"I think he exhibited the tenacity to go on to the Derby," said McCarthy.
Did he ever.
General Quarters struggled in his last start, a disappointing fifth-place in the Tampa Bay Derby last month when he seemed rattled by running in traffic.
Coa, making his first start aboard General Quarters, made sure his mount didn't get too dirty this time. He pushed forward early, just off the shoulder of Join in the Dance. He stalked the leader on the backstretch and made his move at the turn, pulling ahead at the top of the stretch then digging in when Hold Me Back started to close.
"He was very professional today," Coa said. "He showed today he's going to be ready for (the Derby)."
Hold Me Back rallied six wide in the stretch but couldn't duplicate the magnificent move that propelled him to victory in the Lane's End three weeks ago and paid $4.20 and $3.
Massone was third and paid $7.20 in one of the final prep races for next month's Derby -- a race that will probably go on without Mafaaz.
The English horse earned an automatic spot in the Run for the Roses by winning the Kentucky Derby Challenge Stakes at Kempton Park outside London last month.
Trainer John Gosden entered Mafaaz in the Blue Grass to see if he could match up with his North American brethren. Mafaaz never challenged, finishing eighth and jeopardizing his chances of running at Churchill Downs in three weeks.
"I was a little disappointed," Gosden said. "I thought there might be a bit more pace.
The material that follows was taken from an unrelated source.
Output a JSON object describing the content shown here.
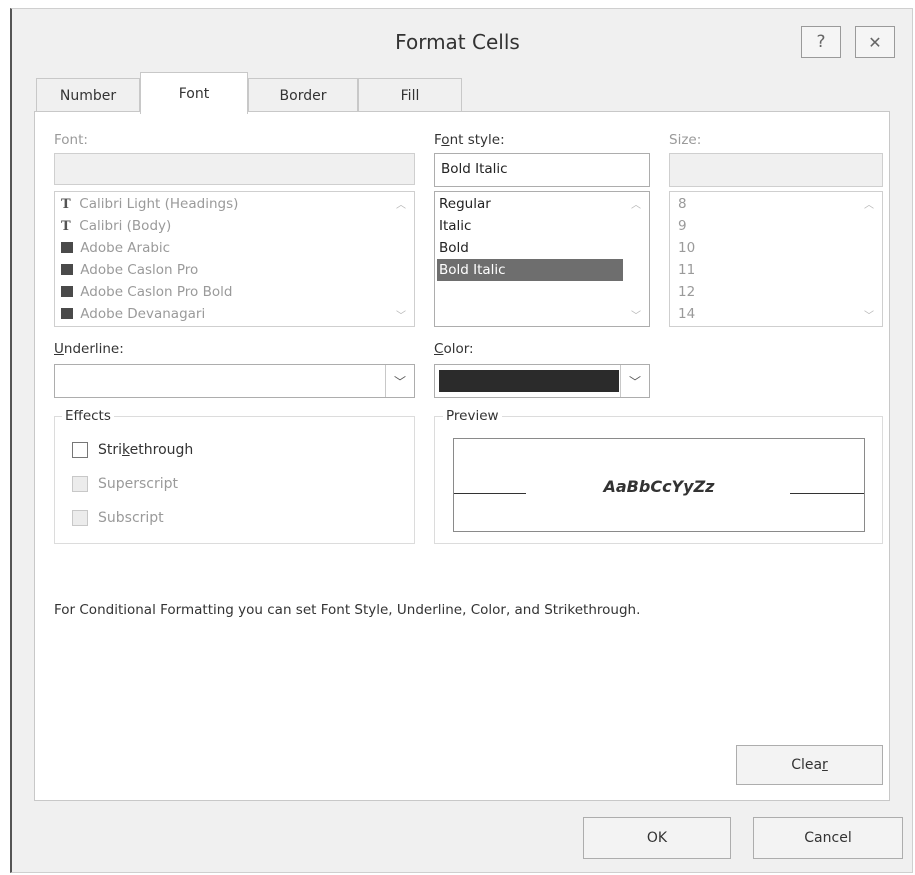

We'll see how the horse is tomorrow and make our decisions."
General Quarters will certainly be there, a homecoming McCarthy never envisioned after the former high school principal purchased the colt for $20,000. After a largely unimpressive 2-year-old campaign, the son of Sky Mesa has blossomed this spring, winning the Sam F. Davis in Tampa on Valentine's Day.
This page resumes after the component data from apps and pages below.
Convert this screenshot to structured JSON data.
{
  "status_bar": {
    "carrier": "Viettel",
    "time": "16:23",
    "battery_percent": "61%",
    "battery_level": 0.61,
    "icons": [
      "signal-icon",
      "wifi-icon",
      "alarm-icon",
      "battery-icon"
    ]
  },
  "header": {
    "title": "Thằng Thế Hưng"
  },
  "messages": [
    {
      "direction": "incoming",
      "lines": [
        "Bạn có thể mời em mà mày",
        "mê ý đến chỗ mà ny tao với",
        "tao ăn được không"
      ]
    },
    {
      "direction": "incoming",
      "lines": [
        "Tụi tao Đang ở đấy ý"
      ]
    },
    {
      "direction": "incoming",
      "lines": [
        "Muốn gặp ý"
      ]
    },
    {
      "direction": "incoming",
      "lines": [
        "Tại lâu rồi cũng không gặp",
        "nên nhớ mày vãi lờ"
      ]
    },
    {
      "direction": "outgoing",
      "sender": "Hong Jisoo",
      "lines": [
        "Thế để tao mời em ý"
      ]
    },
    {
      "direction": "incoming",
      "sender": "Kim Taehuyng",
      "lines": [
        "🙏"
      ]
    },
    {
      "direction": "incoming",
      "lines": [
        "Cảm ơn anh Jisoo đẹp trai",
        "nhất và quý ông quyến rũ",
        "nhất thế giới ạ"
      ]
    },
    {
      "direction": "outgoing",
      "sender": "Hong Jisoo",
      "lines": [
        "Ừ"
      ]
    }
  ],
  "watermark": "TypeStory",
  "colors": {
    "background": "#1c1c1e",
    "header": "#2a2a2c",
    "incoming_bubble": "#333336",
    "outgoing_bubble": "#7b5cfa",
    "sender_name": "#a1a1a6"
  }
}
Though he was never a factor in the Tampa Bay Derby, McCarthy simply shrugged it off and went back to work. A lively 5-furlong workout at Churchill Downs last weekend told McCarthy all he needed to know.
"He trained like a champion all week and after that breeze last week I knew I had him right where I wanted him," McCarthy said.
The journey wasn't lost on the crowd, who gave McCarthy a standing ovation as he walked out of the winner's circle. The 75-year-old tipped his cap in return as friends and family celebrated.
Charitable Man, making his first start in seven months after suffering a saucer fracture in his shin, finished seventh. Theregoesjojo, a distant third to Quality Road and Dunkirk in the Florida Derby last month, led early but faded to ninth.
Patena, owned by IEAH Stables and trained by Rick Dutrow -- the combination behind last year's Derby and Preakness winner Big Brown -- was 10th.